I went to the Rolling Stones concert in Lucca Italy, but I didn’t “see” the show. Probably only about 10 percent of the 55,000 people attending were able to see the show, because it was general admission on a flat field, that sloped slightly downhill the opposite direction. It didn’t take long for the crowd to get frustrated and soon drunk concert attendees were climbing up anything they could find to get a glimpse of the stage. Trees and concert rigging were popular places to perch, but it seems the best seats in the house were on top of the portable toilets! The Rolling Stones concert in Lucca Italy can only be described as a spectacular disaster, but I’m still glad I went!
I didn’t go to Lucca with the intention of going to the concert. But on my second day there we drove by the venue where they were erecting the stage and I realized that the Rolling Stones would soon be playing only three blocks away from where I was staying. So, I decided to go, but by that time tickets were next to impossible to find. I tried buying some online but the websites were all in Italian and they would only snail mail the tickets. With only a few days to wait before the show, I didn’t want to risk the tickets not arriving in time. Finally, I looked on Craigslist and got lucky! An American many (Jason) was going to go with his girlfriend, but she cancelled on him at the last minute. Like I said, I got lucky, and he got $200.

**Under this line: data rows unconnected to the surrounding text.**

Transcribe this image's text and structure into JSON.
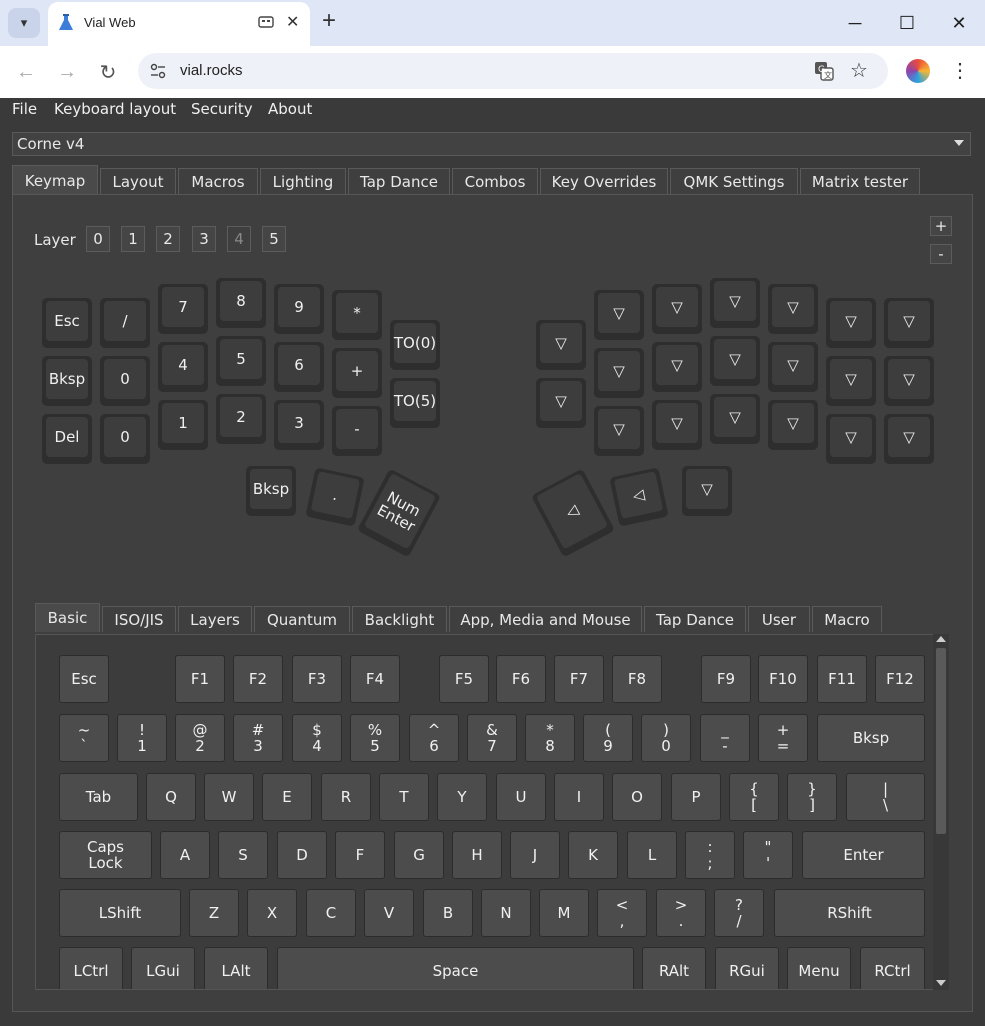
{
  "browser": {
    "tab_title": "Vial Web",
    "url": "vial.rocks",
    "new_tab": "+",
    "close": "✕"
  },
  "menu": [
    "File",
    "Keyboard layout",
    "Security",
    "About"
  ],
  "device": "Corne v4",
  "tabs": [
    "Keymap",
    "Layout",
    "Macros",
    "Lighting",
    "Tap Dance",
    "Combos",
    "Key Overrides",
    "QMK Settings",
    "Matrix tester"
  ],
  "active_tab": "Keymap",
  "layer_label": "Layer",
  "layers": [
    "0",
    "1",
    "2",
    "3",
    "4",
    "5"
  ],
  "layer_disabled": "4",
  "zoom_in": "+",
  "zoom_out": "-",
  "keymap": {
    "left": [
      "Esc",
      "/",
      "7",
      "8",
      "9",
      "*",
      "TO(0)",
      "Bksp",
      "0",
      "4",
      "5",
      "6",
      "+",
      "TO(5)",
      "Del",
      "0",
      "1",
      "2",
      "3",
      "-",
      "Bksp",
      ".",
      "Num\nEnter"
    ],
    "right_symbol": "▽",
    "right_thumb": [
      "◁",
      "◁",
      "▽"
    ]
  },
  "keycode_tabs": [
    "Basic",
    "ISO/JIS",
    "Layers",
    "Quantum",
    "Backlight",
    "App, Media and Mouse",
    "Tap Dance",
    "User",
    "Macro"
  ],
  "active_keycode_tab": "Basic",
  "keycodes": {
    "row0": [
      "Esc",
      "F1",
      "F2",
      "F3",
      "F4",
      "F5",
      "F6",
      "F7",
      "F8",
      "F9",
      "F10",
      "F11",
      "F12"
    ],
    "row1": [
      "~\n`",
      "!\n1",
      "@\n2",
      "#\n3",
      "$\n4",
      "%\n5",
      "^\n6",
      "&\n7",
      "*\n8",
      "(\n9",
      ")\n0",
      "_\n-",
      "+\n=",
      "Bksp"
    ],
    "row2": [
      "Tab",
      "Q",
      "W",
      "E",
      "R",
      "T",
      "Y",
      "U",
      "I",
      "O",
      "P",
      "{\n[",
      "}\n]",
      "|\n\\"
    ],
    "row3": [
      "Caps\nLock",
      "A",
      "S",
      "D",
      "F",
      "G",
      "H",
      "J",
      "K",
      "L",
      ":\n;",
      "\"\n'",
      "Enter"
    ],
    "row4": [
      "LShift",
      "Z",
      "X",
      "C",
      "V",
      "B",
      "N",
      "M",
      "<\n,",
      ">\n.",
      "?\n/",
      "RShift"
    ],
    "row5": [
      "LCtrl",
      "LGui",
      "LAlt",
      "Space",
      "RAlt",
      "RGui",
      "Menu",
      "RCtrl"
    ]
  }
}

The venue for the concert was a large field next to “the wall” in Lucca. Lucca is a small town surrounded by five kilometers of a wall that was built in the 16th century. The wall is about 20 feet tall, and the field was only about the size of a football field. The town’s population is only 87,000. So, when you add 55,000 concert attendees in such a tight space, it’s bound to be chaotic and crazy! The set-up was horrible; minimal parking, bottle neck entrances and exits, no seats (so we had to stand for four hours), and only about a dozen toilets for 55,000 people!
If people went to the Rolling Stones show in Lucca Italy just to see the show, they were probably disappointed, because hardly anyone could see the stage. However, if they went for the thrill of just being part of it, of joining in the spectacle and madness, they weren’t disappointed. After the initial shock of the lack luster planning, a certain surrender encompassed the crowd and we decided to just make the most of it. In general, the crowd was astonishingly patient with the chaos. I lost Jason when he went to the toilets. A cell signal was impossible to find and he apparently stood in line for an hour and half! Meanwhile I was in the center of the field and the crowd was surging forward and pressing against me. I couldn’t take it anymore, so I got the hell out and headed to find a safe spot on the perimeter.
It was on my way over towards the vendor tents that I unexpectedly was kissed by an entertaining intoxicated man with a British flag wrapped around him. Shortly after that, I met Sep and Christian, from London. They were hilarious and well stocked with a wide variety of intoxicants. They had me relaxed and laughing in no time, and after several $8 beers and some Monty Python impersonations, I was in a much better mood!
Somehow, during all the madness, I did manage to enjoy the music. There is no doubt that the Stones still ROCK! Seriously, they gyrate and jam like young men. Mick Jager may be 74 years old, but he struts across stage like a young rooster that rules the roost. Aside from an hour long intermission, they plaid nonstop and without even an opening band.
The first hour of the show didn’t impress me, as it was mostly new songs, but after the intermission they really started to rock like only the Rolling Stones can! They entertained us with their old school classics, including Sympathy for the Devil, Honkey Tonk Woman, It’s Only Rock n’ Roll, Satisfaction, You Can’t Always Get What You Want (I think that had special meeting to the crowd at the time), Midnight Rambler, and Gimme Shelter.
Gimme Shelter was surprisingly my favorite song of the night. It touched me deeply as they showed footage of 1960s riots and protests. The lyrics “It’s just a shot away” made me think a lot of the western world’s problems with gun violence, and I was suddenly happy about the inconvenient, but tight security, getting into the show. I liked that they end the song about love, and then switch the lyrics to “It’s just a kiss away.” If only that were true. I’ve had many kisses sadly void of love, but that is another whole blog post.
The night was wonderful and horrible all at once, but it was a spectacular disaster I will never forget. At the end of the show, even though I had blisters on my feet, and had only a glimpse of the stage for about 10 seconds during the entire concert, I was glad to be there. I was happy to be alive and well in beautiful Lucca, Italy, watching one of the most iconic rock n roll bands of all time!